→ **WORK TO COMPLETE**:
If a line of the data below holds the word "chevron", list it.

Excerpts from an interface dataset
● ● ● ●

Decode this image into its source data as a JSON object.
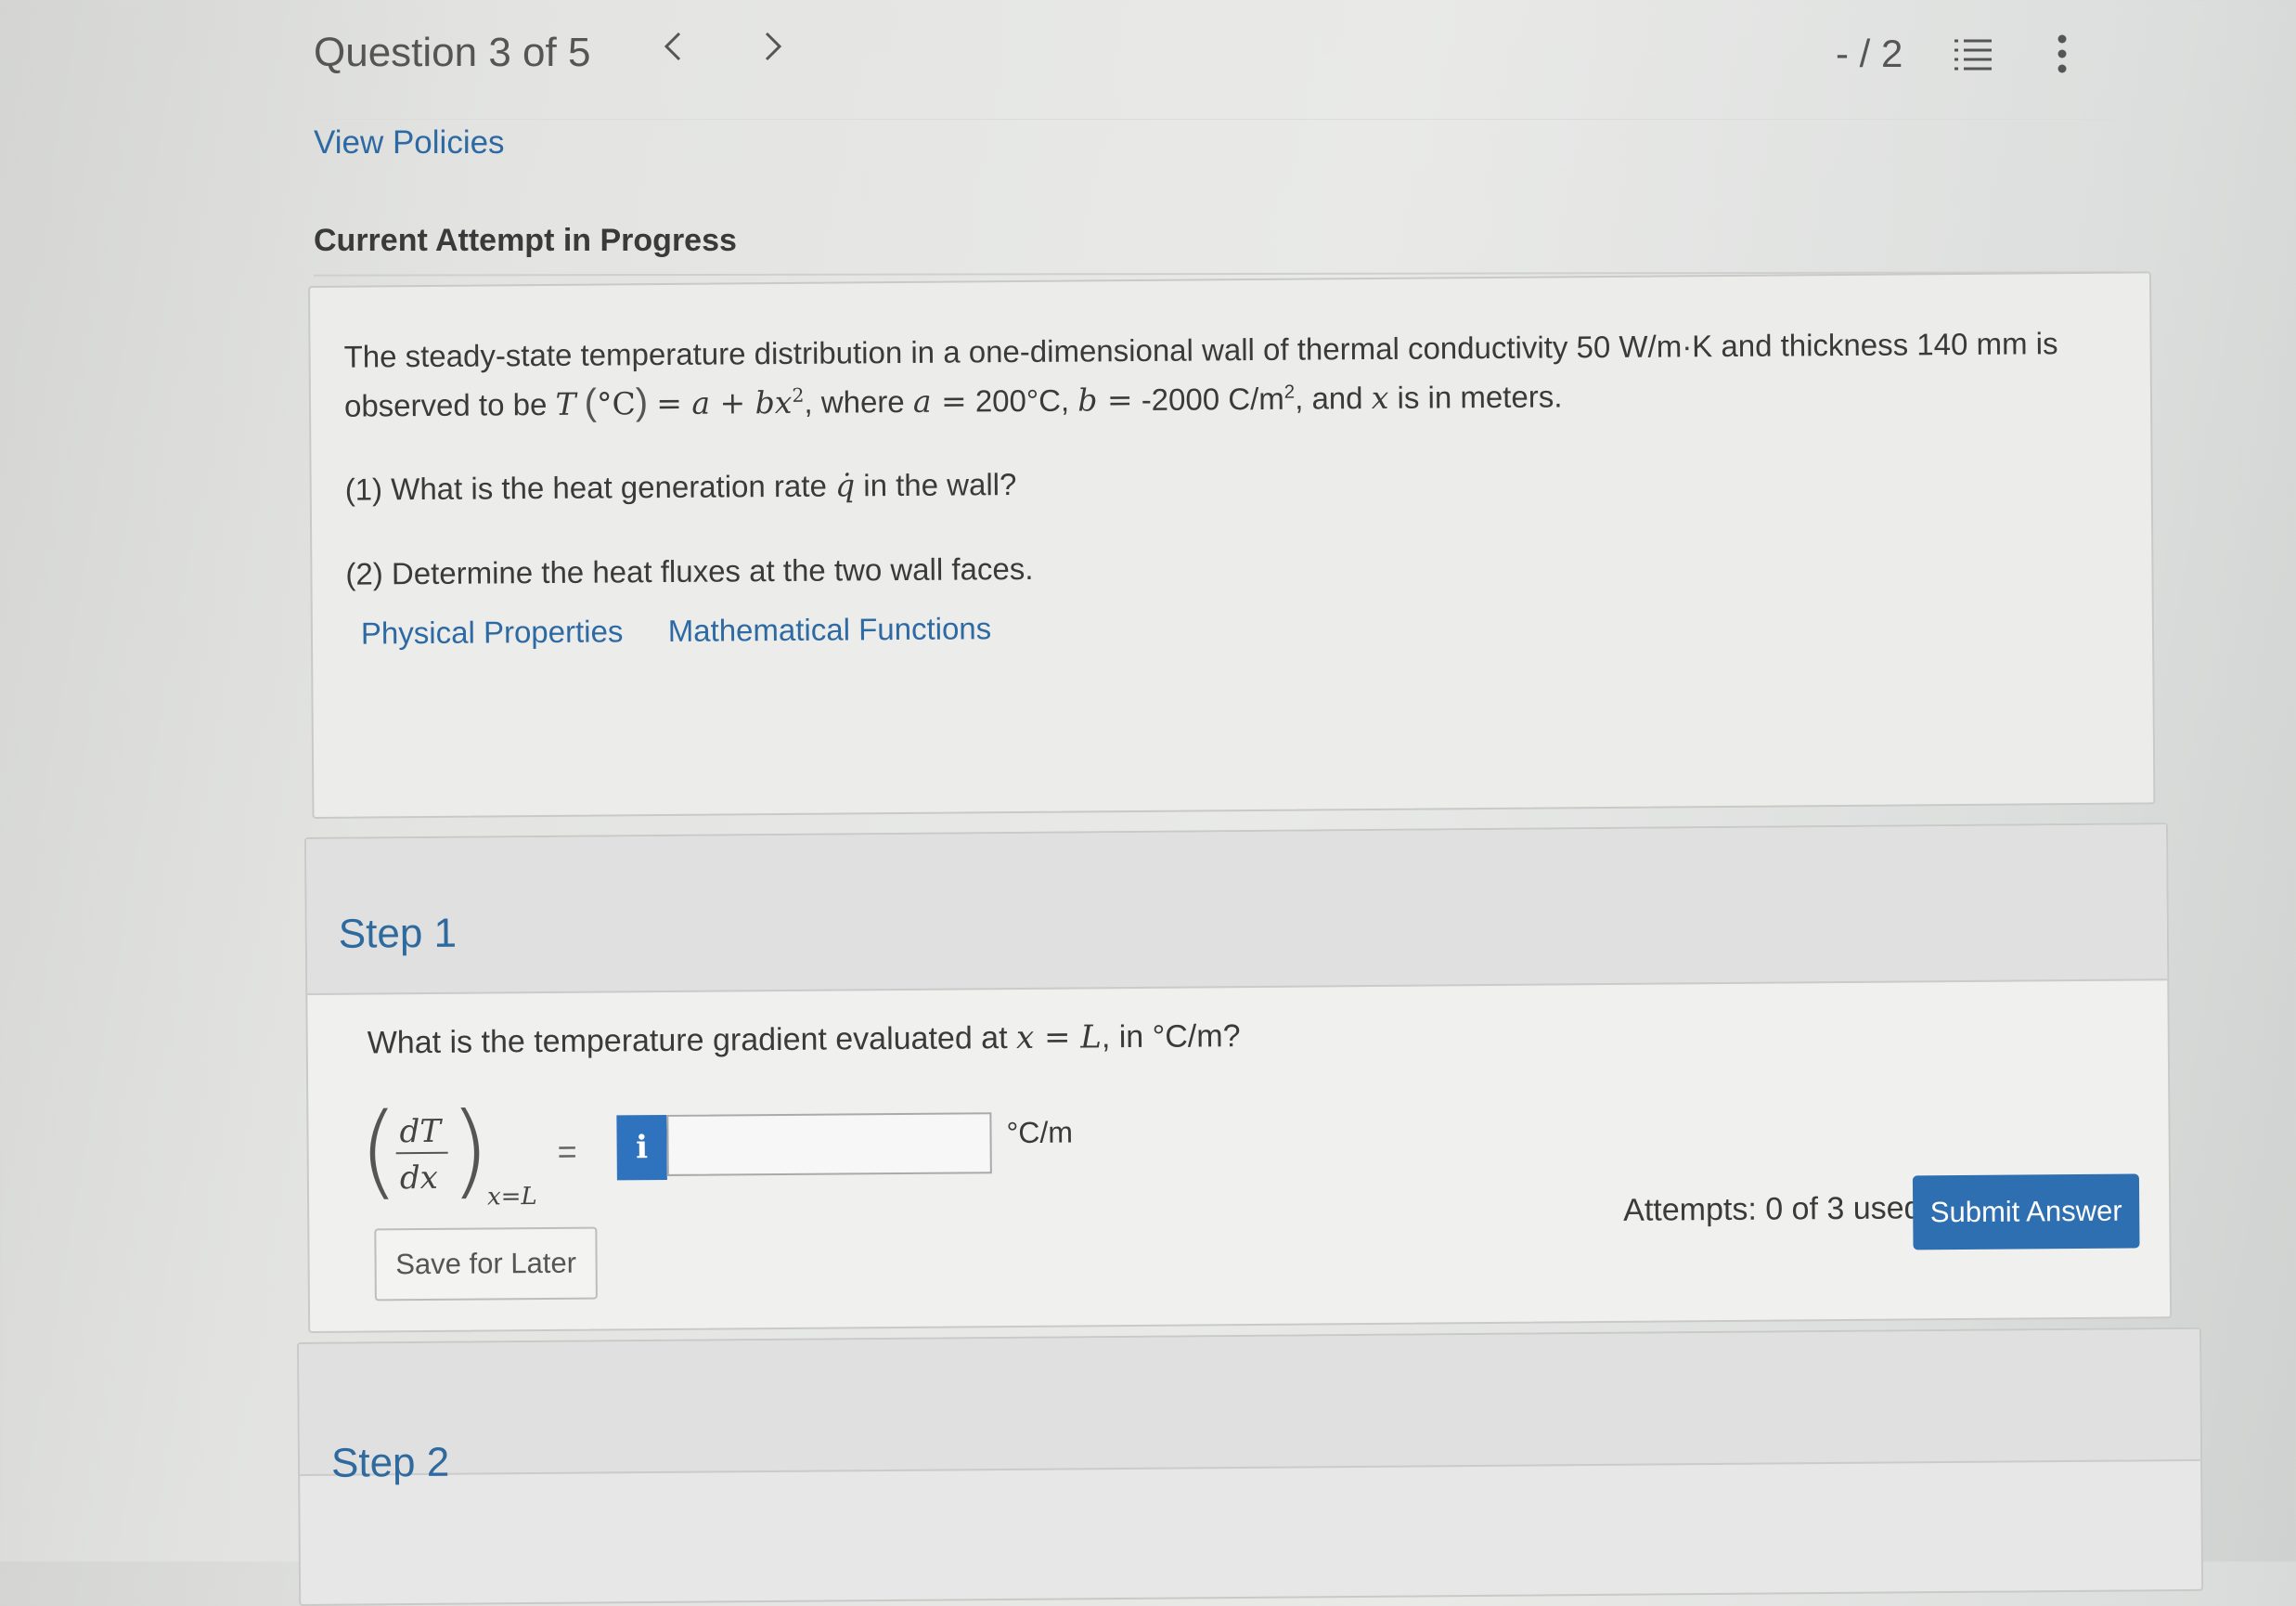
{
  "header": {
    "question_counter": "Question 3 of 5",
    "prev_icon": "chevron-left-icon",
    "next_icon": "chevron-right-icon",
    "score": "- / 2",
    "list_icon": "list-icon",
    "more_icon": "vertical-ellipsis-icon"
  },
  "links": {
    "view_policies": "View Policies"
  },
  "attempt_heading": "Current Attempt in Progress",
  "question": {
    "line1": "The steady-state temperature distribution in a one-dimensional wall of thermal conductivity 50 W/m·K and thickness 140 mm is",
    "line2_prefix": "observed to be",
    "T": "T",
    "degC": "°C",
    "eq_rhs": "= a + bx",
    "where": ", where",
    "a_eq": "a =",
    "a_val": "200°C,",
    "b_eq": "b =",
    "b_val": "-2000 C/m",
    "line2_suffix": ", and",
    "x": "x",
    "is_in_meters": "is in meters.",
    "part1_prefix": "(1) What is the heat generation rate",
    "qdot": "q̇",
    "part1_suffix": "in the wall?",
    "part2": "(2) Determine the heat fluxes at the two wall faces.",
    "resource_links": [
      "Physical Properties",
      "Mathematical Functions"
    ]
  },
  "step1": {
    "title": "Step 1",
    "prompt_prefix": "What is the temperature gradient evaluated at",
    "prompt_math": "x = L",
    "prompt_suffix": ", in °C/m?",
    "frac_num": "dT",
    "frac_den": "dx",
    "subscript": "x=L",
    "equals": "=",
    "info_label": "i",
    "answer_value": "",
    "unit": "°C/m",
    "attempts": "Attempts: 0 of 3 used",
    "save_label": "Save for Later",
    "submit_label": "Submit Answer"
  },
  "step2": {
    "title": "Step 2"
  },
  "colors": {
    "link": "#2d6aa3",
    "primary_button": "#2e6fb1",
    "step_title": "#2f6a9e"
  }
}
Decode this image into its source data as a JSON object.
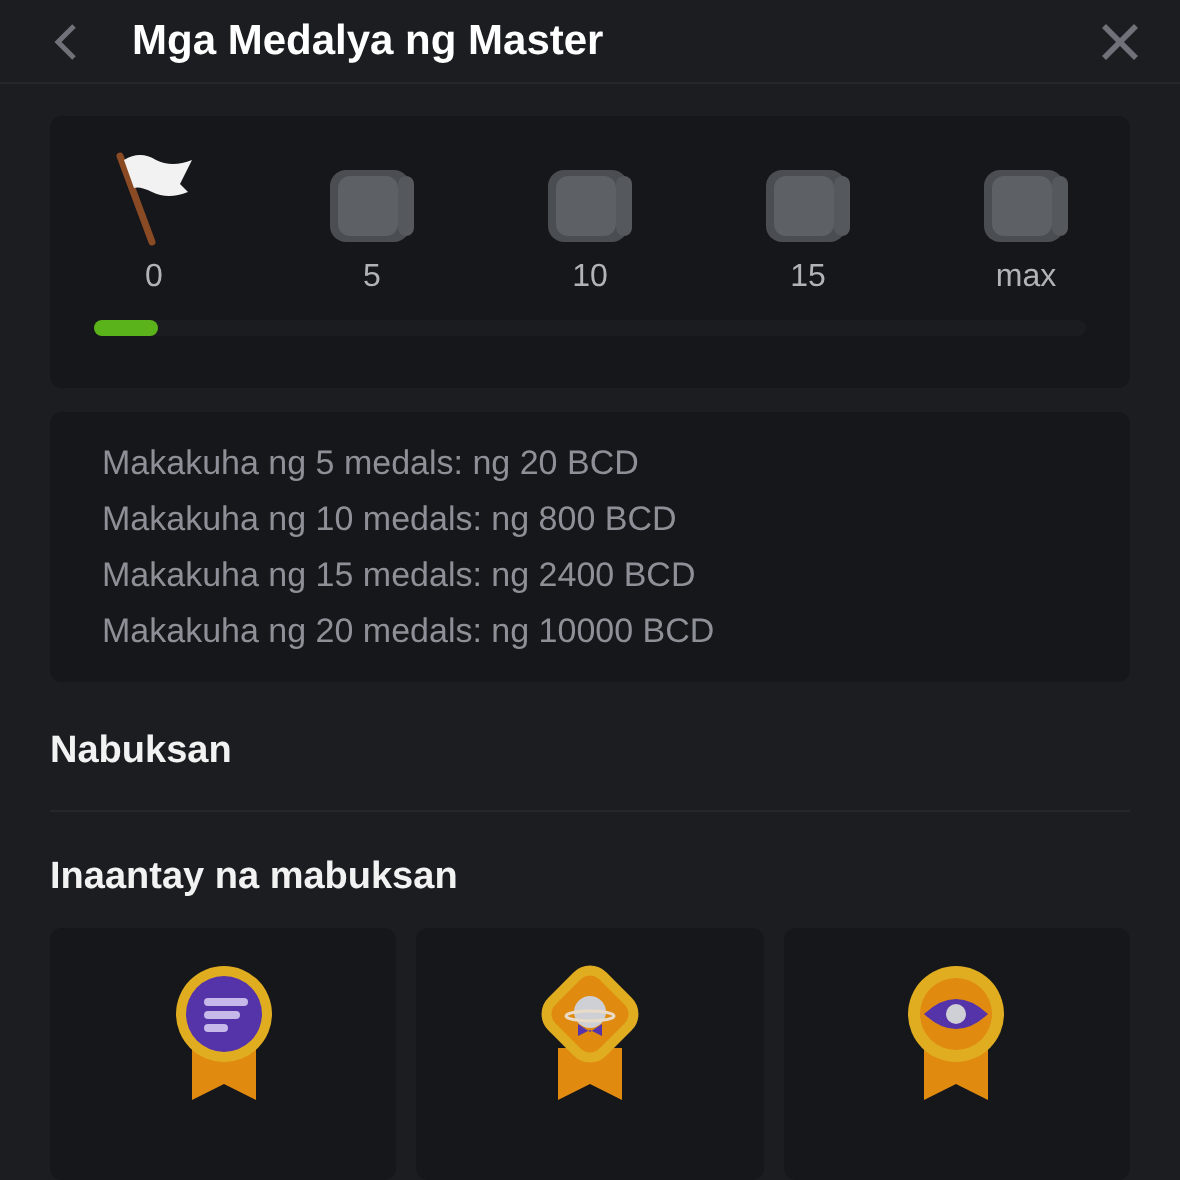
{
  "header": {
    "title": "Mga Medalya ng Master"
  },
  "progress": {
    "milestones": [
      {
        "label": "0",
        "kind": "flag"
      },
      {
        "label": "5",
        "kind": "badge"
      },
      {
        "label": "10",
        "kind": "badge"
      },
      {
        "label": "15",
        "kind": "badge"
      },
      {
        "label": "max",
        "kind": "badge"
      }
    ],
    "level": 0.065
  },
  "rewards": [
    "Makakuha ng 5 medals: ng 20 BCD",
    "Makakuha ng 10 medals: ng 800 BCD",
    "Makakuha ng 15 medals: ng 2400 BCD",
    "Makakuha ng 20 medals: ng 10000 BCD"
  ],
  "unlocked": {
    "title": "Nabuksan"
  },
  "pending": {
    "title": "Inaantay na mabuksan",
    "medals": [
      {
        "kind": "lines"
      },
      {
        "kind": "planet"
      },
      {
        "kind": "eye"
      }
    ]
  }
}
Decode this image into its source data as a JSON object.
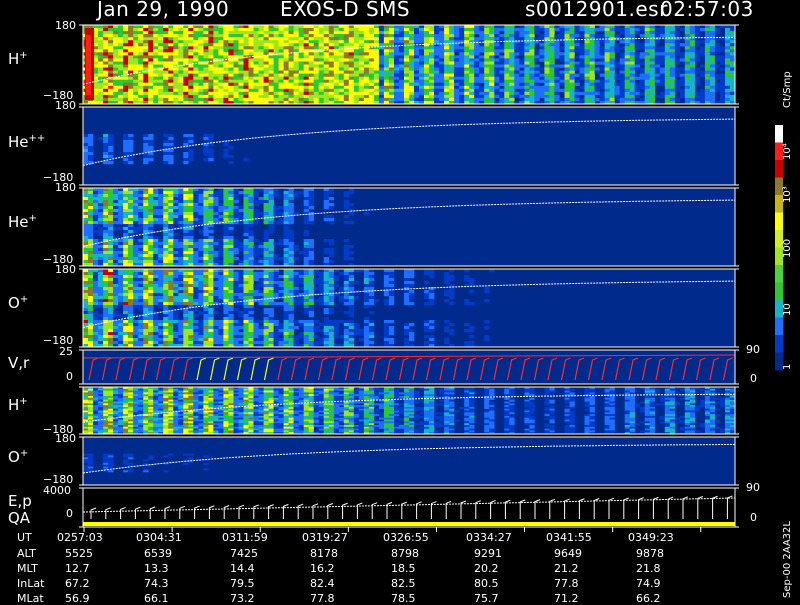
{
  "header": {
    "date": "Jan 29, 1990",
    "instrument": "EXOS-D SMS",
    "file": "s0012901.esr",
    "time": "02:57:03"
  },
  "panels": [
    {
      "name": "H",
      "sup": "+",
      "top": "180",
      "bottom": "−180"
    },
    {
      "name": "He",
      "sup": "++",
      "top": "180",
      "bottom": "−180"
    },
    {
      "name": "He",
      "sup": "+",
      "top": "180",
      "bottom": "−180"
    },
    {
      "name": "O",
      "sup": "+",
      "top": "180",
      "bottom": "−180"
    },
    {
      "name": "V,r",
      "sup": "",
      "top": "25",
      "bottom": "0",
      "right_top": "90",
      "right_bottom": "0"
    },
    {
      "name": "H",
      "sup": "+",
      "top": "180",
      "bottom": "−180"
    },
    {
      "name": "O",
      "sup": "+",
      "top": "180",
      "bottom": "−180",
      "right_bottom": "90"
    },
    {
      "name": "E,p",
      "name2": "QA",
      "sup": "",
      "top": "4000",
      "bottom": "0",
      "right_bottom": "0"
    }
  ],
  "colorbar": {
    "unit": "Ct/Smp",
    "labels": [
      "10⁴",
      "10³",
      "100",
      "10",
      "1"
    ]
  },
  "footer_label": "Sep-00  2AA32L",
  "orbit": {
    "row_labels": [
      "UT",
      "ALT",
      "MLT",
      "InLat",
      "MLat"
    ],
    "columns": [
      [
        "0257:03",
        "5525",
        "12.7",
        "67.2",
        "56.9"
      ],
      [
        "0304:31",
        "6539",
        "13.3",
        "74.3",
        "66.1"
      ],
      [
        "0311:59",
        "7425",
        "14.4",
        "79.5",
        "73.2"
      ],
      [
        "0319:27",
        "8178",
        "16.2",
        "82.4",
        "77.8"
      ],
      [
        "0326:55",
        "8798",
        "18.5",
        "82.5",
        "78.5"
      ],
      [
        "0334:27",
        "9291",
        "20.2",
        "80.5",
        "75.7"
      ],
      [
        "0341:55",
        "9649",
        "21.2",
        "77.8",
        "71.2"
      ],
      [
        "0349:23",
        "9878",
        "21.8",
        "74.9",
        "66.2"
      ]
    ]
  },
  "chart_data": {
    "type": "heatmap",
    "x": [
      "0257:03",
      "0304:31",
      "0311:59",
      "0319:27",
      "0326:55",
      "0334:27",
      "0341:55",
      "0349:23"
    ],
    "y_range": [
      -180,
      180
    ],
    "color_scale": "log",
    "color_range": [
      1,
      10000
    ],
    "colors": [
      "#002a8c",
      "#003cc8",
      "#1e6eff",
      "#16b4c8",
      "#2cc832",
      "#9ee61e",
      "#ffff00",
      "#8c7a28",
      "#c80000",
      "#ff1e1e",
      "#ffffff"
    ],
    "series": [
      {
        "name": "H⁺",
        "activity": [
          1.0,
          0.95,
          0.9,
          0.85,
          0.7,
          0.6,
          0.55,
          0.45
        ]
      },
      {
        "name": "He⁺⁺",
        "activity": [
          0.35,
          0.3,
          0.1,
          0.05,
          0.05,
          0.02,
          0.02,
          0.02
        ]
      },
      {
        "name": "He⁺",
        "activity": [
          0.85,
          0.75,
          0.45,
          0.15,
          0.1,
          0.05,
          0.05,
          0.05
        ]
      },
      {
        "name": "O⁺",
        "activity": [
          0.9,
          0.85,
          0.6,
          0.35,
          0.2,
          0.1,
          0.1,
          0.1
        ]
      },
      {
        "name": "H⁺",
        "activity": [
          0.85,
          0.85,
          0.75,
          0.6,
          0.35,
          0.25,
          0.35,
          0.4
        ]
      },
      {
        "name": "O⁺",
        "activity": [
          0.25,
          0.2,
          0.05,
          0.05,
          0.05,
          0.05,
          0.05,
          0.05
        ]
      }
    ]
  }
}
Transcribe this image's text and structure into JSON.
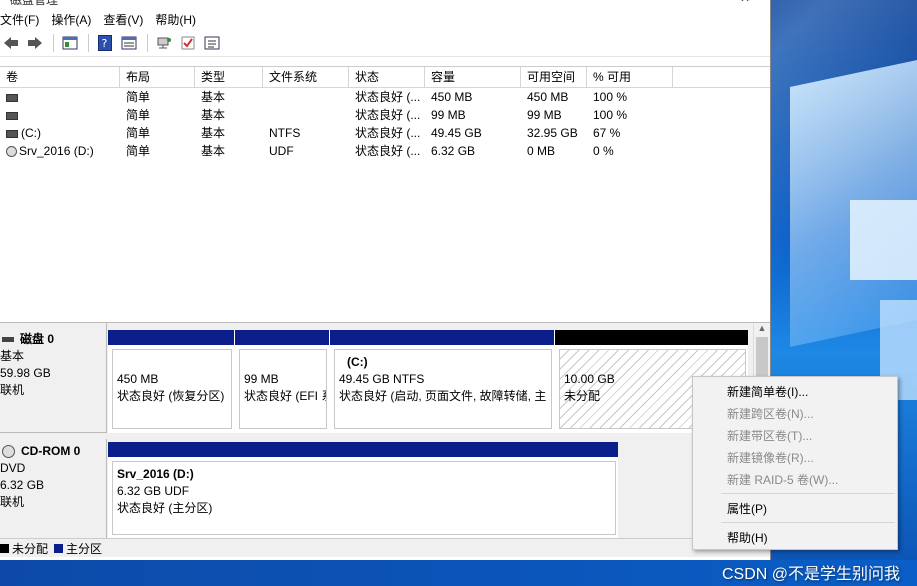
{
  "window": {
    "title": "磁盘管理"
  },
  "menu": [
    "文件(F)",
    "操作(A)",
    "查看(V)",
    "帮助(H)"
  ],
  "toolbar_icons": [
    "back-arrow-icon",
    "forward-arrow-icon",
    "properties-icon",
    "help-icon",
    "console-tree-icon",
    "connect-icon",
    "checkmark-icon",
    "settings-list-icon"
  ],
  "table": {
    "headers": [
      "卷",
      "布局",
      "类型",
      "文件系统",
      "状态",
      "容量",
      "可用空间",
      "% 可用"
    ],
    "rows": [
      [
        "",
        "简单",
        "基本",
        "",
        "状态良好 (...",
        "450 MB",
        "450 MB",
        "100 %"
      ],
      [
        "",
        "简单",
        "基本",
        "",
        "状态良好 (...",
        "99 MB",
        "99 MB",
        "100 %"
      ],
      [
        "(C:)",
        "简单",
        "基本",
        "NTFS",
        "状态良好 (...",
        "49.45 GB",
        "32.95 GB",
        "67 %"
      ],
      [
        "Srv_2016 (D:)",
        "简单",
        "基本",
        "UDF",
        "状态良好 (...",
        "6.32 GB",
        "0 MB",
        "0 %"
      ]
    ]
  },
  "disk0": {
    "name": "磁盘 0",
    "type": "基本",
    "size": "59.98 GB",
    "status": "联机",
    "partitions": [
      {
        "label": "",
        "size": "450 MB",
        "status": "状态良好 (恢复分区)"
      },
      {
        "label": "",
        "size": "99 MB",
        "status": "状态良好 (EFI 系"
      },
      {
        "label": "(C:)",
        "size": "49.45 GB NTFS",
        "status": "状态良好 (启动, 页面文件, 故障转储, 主"
      },
      {
        "label": "",
        "size": "10.00 GB",
        "status": "未分配"
      }
    ]
  },
  "cdrom0": {
    "name": "CD-ROM 0",
    "type": "DVD",
    "size": "6.32 GB",
    "status": "联机",
    "partition": {
      "label": "Srv_2016  (D:)",
      "size": "6.32 GB UDF",
      "status": "状态良好 (主分区)"
    }
  },
  "legend": {
    "unallocated": "未分配",
    "primary": "主分区",
    "unallocated_color": "#000000",
    "primary_color": "#0b1e8a"
  },
  "context_menu": {
    "new_simple": "新建简单卷(I)...",
    "new_spanned": "新建跨区卷(N)...",
    "new_striped": "新建带区卷(T)...",
    "new_mirrored": "新建镜像卷(R)...",
    "new_raid5": "新建 RAID-5 卷(W)...",
    "properties": "属性(P)",
    "help": "帮助(H)"
  },
  "watermark": "CSDN @不是学生别问我"
}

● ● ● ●

→ **EXERCISE SOLUTION**:
    "prev_icon": "chevron-left-icon",
    "next_icon": "chevron-right-icon",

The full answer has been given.